Unfortunately the study doesn???t report the level-response relationship between DHA and high-grade cancers separately in the finasteride and placebo arms ??? only in the two groups combined. I see this as a failure of the reviewers and an embarrassment to the authors.
Taking Propecia for an enlarged prostate may be much more dangerous than eating salmon.
This plausible hypothesis makes me more comfortable maintaining our recommendation to eat a pound of cold-water marine fish per week."
By the entire body of literature I can conclude 4 things.
Trans fats kill you dead.
Too much linoleic acid is a causative factor in all cancers.
Inflammation is a causative factor in all cancers, and a certain amount of DHA is necessary for optimal levels of inflammation.
Too much DHA IS bad, but whether or not it will cause cancer in healthy people is highly debatable. Fish-consuming populations tend to have very low rates of cancer. What constitutes "too much" is also highly debatable.
So indeed even if it wasn't a bad study it would still be at odds with the literature. Like here for example http://www.ncbi.nlm.nih.gov/pubmed/10584888
on May 21, 2011
at 08:52 PM
Denise Minger picked this study apart in a guest-column written for Mark's Daily Apple. It's worth reading:
First things first: Can we really conclude that the men with high DHA levels were eating more fish (or fish oil) than the rest of the gang?

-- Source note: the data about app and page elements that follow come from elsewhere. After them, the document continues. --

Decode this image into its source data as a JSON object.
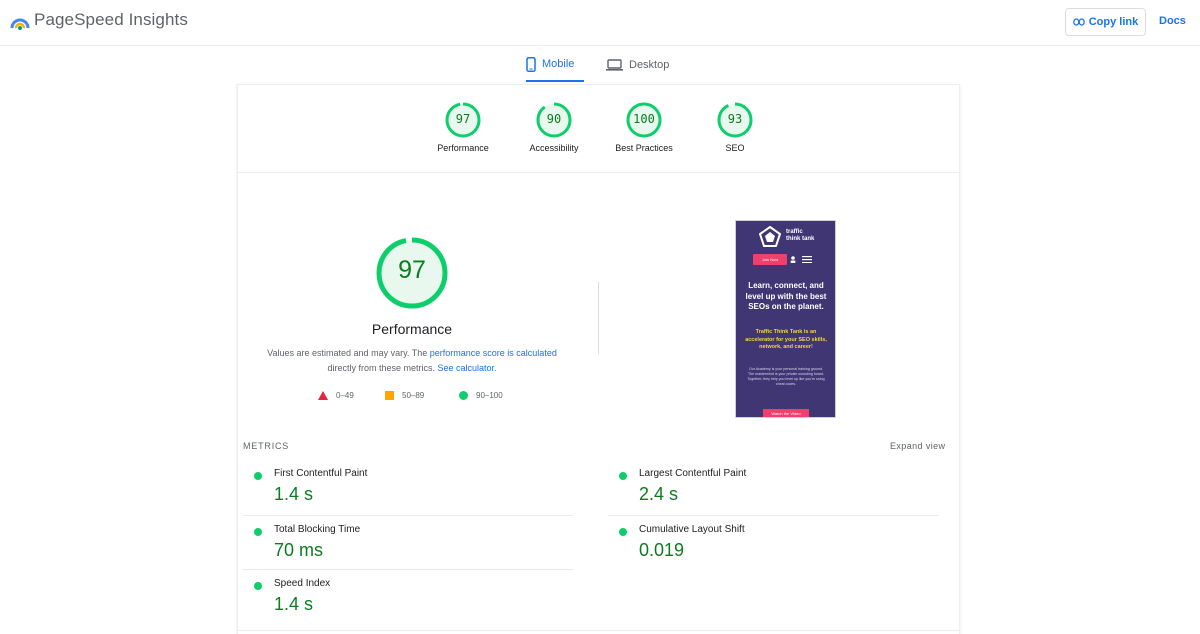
{
  "app": {
    "title": "PageSpeed Insights",
    "copy_link": "Copy link",
    "docs": "Docs"
  },
  "tabs": [
    {
      "label": "Mobile",
      "active": true
    },
    {
      "label": "Desktop",
      "active": false
    }
  ],
  "categories": [
    {
      "score": "97",
      "label": "Performance"
    },
    {
      "score": "90",
      "label": "Accessibility"
    },
    {
      "score": "100",
      "label": "Best Practices"
    },
    {
      "score": "93",
      "label": "SEO"
    }
  ],
  "performance": {
    "score": "97",
    "title": "Performance",
    "desc_part1": "Values are estimated and may vary. The ",
    "desc_link1": "performance score is calculated",
    "desc_part2": " directly from these metrics. ",
    "desc_link2": "See calculator."
  },
  "legend": [
    {
      "range": "0–49",
      "shape": "triangle",
      "color": "#e2263e"
    },
    {
      "range": "50–89",
      "shape": "square",
      "color": "#ffa400"
    },
    {
      "range": "90–100",
      "shape": "circle",
      "color": "#0cce6b"
    }
  ],
  "screenshot": {
    "brand_line1": "traffic",
    "brand_line2": "think tank",
    "btn_label": "Join Now",
    "headline": "Learn, connect, and level up with the best SEOs on the planet.",
    "subhead": "Traffic Think Tank is an accelerator for your SEO skills, network, and career!",
    "body": "Our Academy is your personal training ground. The mastermind is your private sounding board. Together, they help you level up like you're using cheat codes.",
    "cta": "Watch the Video"
  },
  "metrics_section": {
    "title": "METRICS",
    "expand": "Expand view",
    "items": [
      {
        "label": "First Contentful Paint",
        "value": "1.4 s"
      },
      {
        "label": "Largest Contentful Paint",
        "value": "2.4 s"
      },
      {
        "label": "Total Blocking Time",
        "value": "70 ms"
      },
      {
        "label": "Cumulative Layout Shift",
        "value": "0.019"
      },
      {
        "label": "Speed Index",
        "value": "1.4 s"
      }
    ]
  },
  "colors": {
    "accent": "#1a73e8",
    "pass": "#0cce6b",
    "pass_text": "#0a7e1f",
    "average": "#ffa400",
    "fail": "#e2263e",
    "screenshot_bg": "#3f3673"
  }
}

The answer is a resounding ???nope??? ??? and this is why the current fish-condemning media coverage is a load of hooey. Although consuming more DHA can definitely boost your serum levels, the reverse isn???t always true: elevated DHA doesn???t automatically mean you???re a sushi fiend or loyal fish-oil guzzler. Guess what else can increase omega-3 fats in your blood? You???ll get a hoot from this one: low-fat diets.
I also talked about this and Denise's response on Latest in Paleo, Episode 14: http://www.latestinpaleo.com/paleo-podcast/2011/5/2/episode-14-bacon-saves-manhood.html

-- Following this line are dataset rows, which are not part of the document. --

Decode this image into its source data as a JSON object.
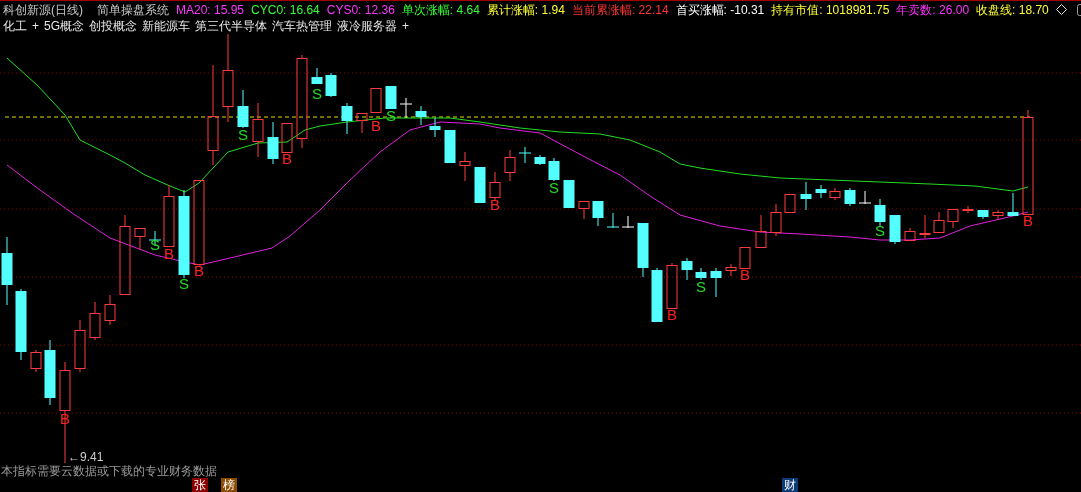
{
  "header": {
    "stock": "科创新源(日线)",
    "system": "简单操盘系统",
    "indicators": [
      {
        "label": "MA20:",
        "value": "15.95",
        "color": "#ff33ff"
      },
      {
        "label": "CYC0:",
        "value": "16.64",
        "color": "#33ff33"
      },
      {
        "label": "CYS0:",
        "value": "12.36",
        "color": "#ff33ff"
      },
      {
        "label": "单次涨幅:",
        "value": "4.64",
        "color": "#33ff33"
      },
      {
        "label": "累计涨幅:",
        "value": "1.94",
        "color": "#ffff33"
      },
      {
        "label": "当前累涨幅:",
        "value": "22.14",
        "color": "#ff3333"
      },
      {
        "label": "首买涨幅:",
        "value": "-10.31",
        "color": "#ffffff"
      },
      {
        "label": "持有市值:",
        "value": "1018981.75",
        "color": "#ffff33"
      },
      {
        "label": "年卖数:",
        "value": "26.00",
        "color": "#ff33ff"
      },
      {
        "label": "收盘线:",
        "value": "18.70",
        "color": "#ffff33"
      }
    ]
  },
  "concepts": [
    {
      "text": "化工",
      "add": "+"
    },
    {
      "text": "5G概念"
    },
    {
      "text": "创投概念"
    },
    {
      "text": "新能源车"
    },
    {
      "text": "第三代半导体"
    },
    {
      "text": "汽车热管理"
    },
    {
      "text": "液冷服务器",
      "add": "+"
    }
  ],
  "chart": {
    "low_label": "←9.41",
    "signals": [
      {
        "kind": "buy",
        "text": "B"
      },
      {
        "kind": "sell",
        "text": "S"
      },
      {
        "kind": "buy",
        "text": "B"
      },
      {
        "kind": "sell",
        "text": "S"
      },
      {
        "kind": "buy",
        "text": "B"
      },
      {
        "kind": "sell",
        "text": "S"
      },
      {
        "kind": "buy",
        "text": "B"
      },
      {
        "kind": "sell",
        "text": "S"
      },
      {
        "kind": "buy",
        "text": "B"
      },
      {
        "kind": "sell",
        "text": "S"
      },
      {
        "kind": "buy",
        "text": "B"
      },
      {
        "kind": "sell",
        "text": "S"
      },
      {
        "kind": "buy",
        "text": "B"
      },
      {
        "kind": "sell",
        "text": "S"
      },
      {
        "kind": "buy",
        "text": "B"
      },
      {
        "kind": "sell",
        "text": "S"
      },
      {
        "kind": "buy",
        "text": "B"
      }
    ]
  },
  "notice": "本指标需要云数据或下载的专业财务数据",
  "footer_badges": [
    {
      "text": "张",
      "color": "#8b0000"
    },
    {
      "text": "榜",
      "color": "#8b4a00"
    },
    {
      "text": "财",
      "color": "#0b3a78"
    }
  ]
}
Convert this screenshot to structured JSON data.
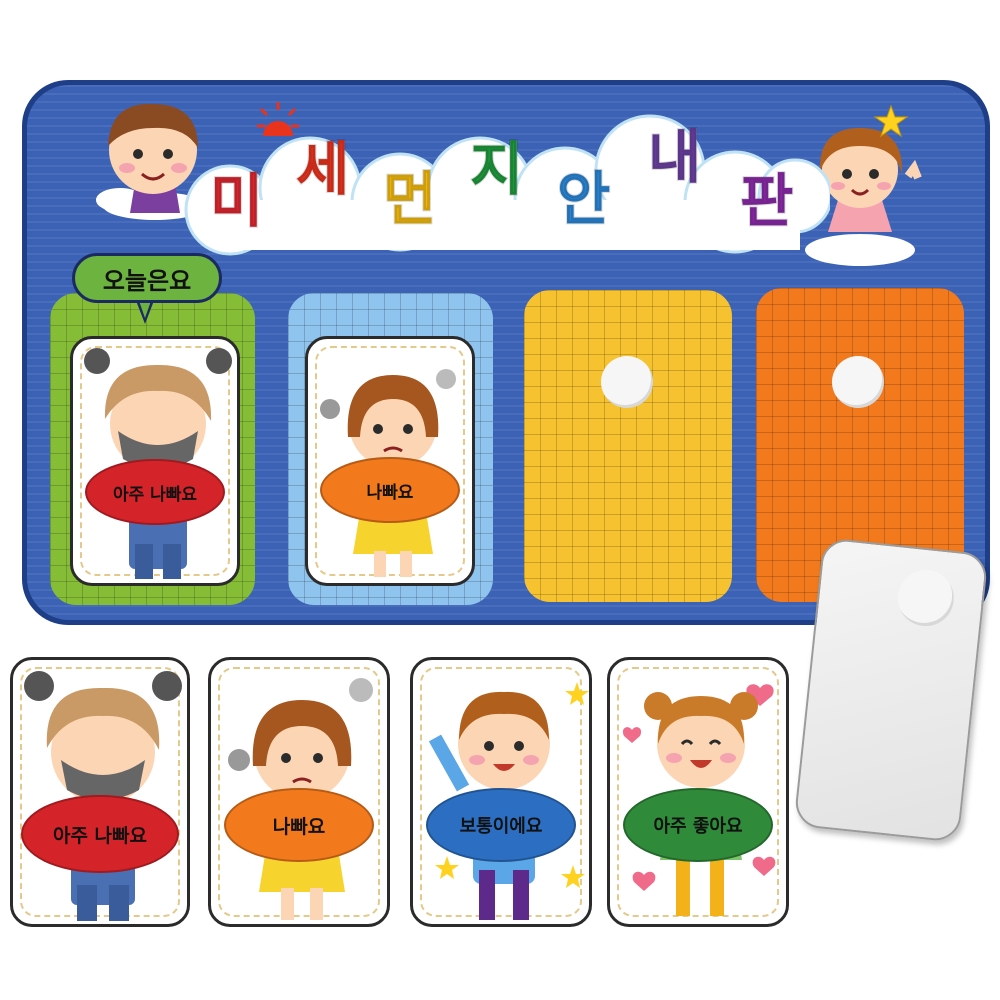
{
  "board": {
    "title_letters": [
      "미",
      "세",
      "먼",
      "지",
      "안",
      "내",
      "판"
    ],
    "title_colors": [
      "#e02630",
      "#e8331d",
      "#f2b90f",
      "#1f9a3c",
      "#2b86d6",
      "#6a3fa0",
      "#8a2aa8"
    ],
    "today_label": "오늘은요",
    "slot_colors": [
      "#86bd37",
      "#8fc4ee",
      "#f7c22f",
      "#f27a1d"
    ]
  },
  "board_cards": [
    {
      "label": "아주 나빠요",
      "oval_color": "#d4242a",
      "theme": "masked-kid"
    },
    {
      "label": "나빠요",
      "oval_color": "#f27a1d",
      "theme": "worried-girl"
    }
  ],
  "cards": [
    {
      "label": "아주 나빠요",
      "oval_color": "#d4242a",
      "theme": "masked-kid"
    },
    {
      "label": "나빠요",
      "oval_color": "#f27a1d",
      "theme": "worried-girl"
    },
    {
      "label": "보통이에요",
      "oval_color": "#2c6fc2",
      "theme": "waving-boy"
    },
    {
      "label": "아주 좋아요",
      "oval_color": "#2f8a3a",
      "theme": "happy-girl"
    }
  ],
  "icons": [
    "sun-icon",
    "star-icon",
    "angry-cloud-icon",
    "smoke-puff-icon",
    "heart-icon"
  ]
}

on May 21, 2011
at 07:11 PM
I wonder how much information is available on:
a) The species of oily fish consumed e.g. apex predators like tuna or small fry like sardines/anchovies.

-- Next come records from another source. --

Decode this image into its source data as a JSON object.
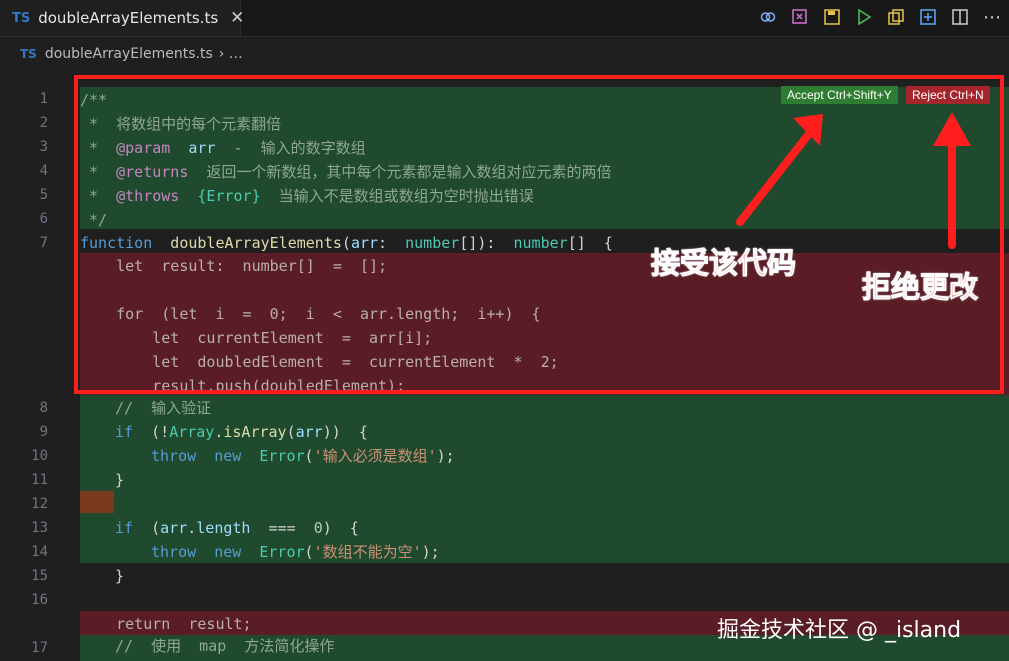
{
  "tab": {
    "lang": "TS",
    "file": "doubleArrayElements.ts",
    "close": "✕"
  },
  "toolbar": {
    "icons": [
      "link-icon",
      "close-all-icon",
      "save-icon",
      "run-icon",
      "copy-icon",
      "add-icon",
      "split-icon",
      "more-icon"
    ],
    "more": "⋯"
  },
  "breadcrumb": {
    "lang": "TS",
    "file": "doubleArrayElements.ts",
    "sep": "› …"
  },
  "diff": {
    "accept": "Accept Ctrl+Shift+Y",
    "reject": "Reject Ctrl+N"
  },
  "annotations": {
    "accept": "接受该代码",
    "reject": "拒绝更改"
  },
  "watermark": "掘金技术社区 @ _island",
  "line_numbers": [
    "1",
    "2",
    "3",
    "4",
    "5",
    "6",
    "7",
    "8",
    "9",
    "10",
    "11",
    "12",
    "13",
    "14",
    "15",
    "16",
    "17"
  ],
  "code": {
    "l0": "/**",
    "l1": " *  将数组中的每个元素翻倍",
    "l2a": " *  ",
    "l2b": "@param",
    "l2c": "  arr",
    "l2d": "  -  输入的数字数组",
    "l3a": " *  ",
    "l3b": "@returns",
    "l3c": "  返回一个新数组，其中每个元素都是输入数组对应元素的两倍",
    "l4a": " *  ",
    "l4b": "@throws",
    "l4c": "  {Error}",
    "l4d": "  当输入不是数组或数组为空时抛出错误",
    "l5": " */",
    "l6a": "function",
    "l6b": "  doubleArrayElements",
    "l6c": "(",
    "l6d": "arr",
    "l6e": ":  ",
    "l6f": "number",
    "l6g": "[]):  ",
    "l6h": "number",
    "l6i": "[]  {",
    "r1": "    let  result:  number[]  =  [];",
    "r2": "",
    "r3": "    for  (let  i  =  0;  i  <  arr.length;  i++)  {",
    "r4": "        let  currentElement  =  arr[i];",
    "r5": "        let  doubledElement  =  currentElement  *  2;",
    "r6": "        result.push(doubledElement);",
    "l8": "//  输入验证",
    "l9a": "if",
    "l9b": "  (!",
    "l9c": "Array",
    "l9d": ".",
    "l9e": "isArray",
    "l9f": "(",
    "l9g": "arr",
    "l9h": "))  {",
    "l10a": "throw",
    "l10b": "  new",
    "l10c": "  Error",
    "l10d": "(",
    "l10e": "'输入必须是数组'",
    "l10f": ");",
    "l11": "}",
    "l13a": "if",
    "l13b": "  (",
    "l13c": "arr",
    "l13d": ".",
    "l13e": "length",
    "l13f": "  ===  ",
    "l13g": "0",
    "l13h": ")  {",
    "l14a": "throw",
    "l14b": "  new",
    "l14c": "  Error",
    "l14d": "(",
    "l14e": "'数组不能为空'",
    "l14f": ");",
    "l15": "}",
    "ret": "    return  result;",
    "l17": "//  使用  map  方法简化操作"
  }
}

b) The quality of the fish e.g. farmed vs wild caught.
For example, mercury, which is present in greater concentrations the higher up the food chain you go, is also a factor in prostate cancer. Equally, farmed fish are as polluted as their "toxic soup" environments/diets, so I imagine that the hefty dose of PCBs/heavy metals along for the ride with the O3s would cancel out some of the latter's benefits from a cancer-prevention view.
Edit: a quick Google search reveals a rather graphic insight into the exact ingredients of this "toxic soup".
on May 23, 2011
at 11:31 AM
Rather than ask my question, I am posting on this thread.
As an older woman eating grain free, sugar free, seed oil free and low carb, do I take 1 tsp. Carlson Cod liver oil to help omega 3s since I can't eat grass fed beef (Kurt Harris), do I eat no more than 1 lb. salmon a week (Paul Jaminet), and what about my friend with bone cancer...no fish oil?
on May 22, 2011
at 03:28 AM
I would be much more cautious when you administer DHA to those susceptible to developing prostate cancer (as the study was).
1 tbsp of fish oil per day is equivalent to 4.8g of n-3 and about 1.5g of DHA. Do you realize how much fish consumption that is: ~1,800g of fish per day. The Japanese only consume around 60g of fish per day or 150mg of n-3. Not even those Inuits or Eskimos could consume that much fish in a day. I think the math is correct here. Somebody point out if it's not. ~1/3 of DHA per n-3. That's what we're talking about. Even a teaspoon of fish oil is equilvanet to eating 600g of fatty fish from the North Sea.
The fish oil is a very concentrated form of DHA, EPA and other n-3 acids. Presumably, it is necessary if you eat a SAD where n-6 trumps n-3. But a tablespoon or more each day for something that only accrues benefit through this "balancing act"? Maybe the Inuits and Eskimos don't get cancer because they never get to consume 1,800g+ of fish.
That's the point that gets missed. The difference between what works and what doesn't is the dose: At a low dose, fish oil seems to work. At 1 tbsp? I'm not so sure.